The creation of the State of Israel by European Jews was predicated upon reconfiguring Jewish identities. European Zionist leaders asserted that the creation of a Jewish state would normalize the abnormal situation of European Jewry insofar as it would give them, like Christian Europeans, a state of their own. In addition to defendirng European Jews against anti-Semitic attacks, Zionism was also going to make possible activity denied to them in Europe, especially in agriculture and soldiery. Hence, the objective of the Zionist movement was not simply to transplant European Jews in a new area, but to transform the very nature of their society as it had existed in the Diaspora until then.

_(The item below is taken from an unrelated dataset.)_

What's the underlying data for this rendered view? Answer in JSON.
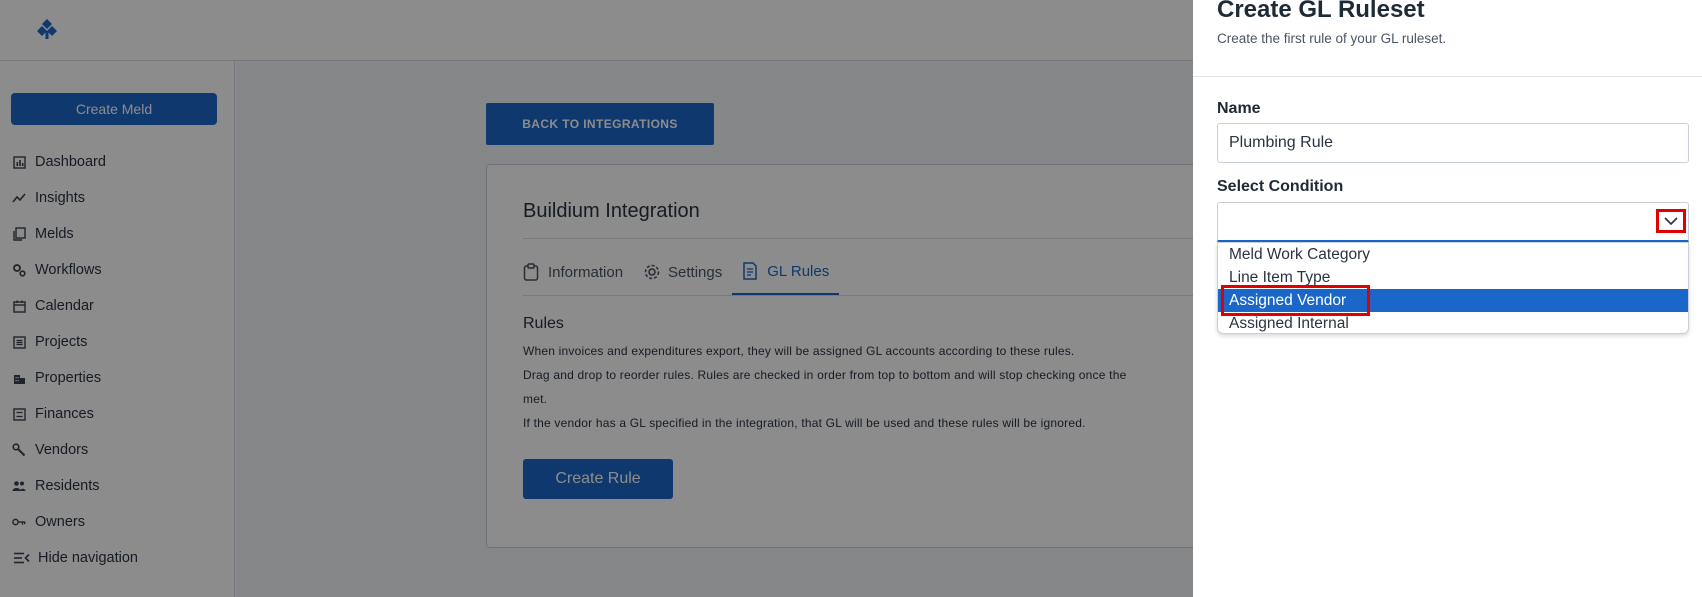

Joseph Massad is a doctoral candidate in political science at Columbia University. He would like to thank Lisa Anderson, Neville Hoad, and especially Ella Shohat for reading and commenting on an earlier, longer version of this paper.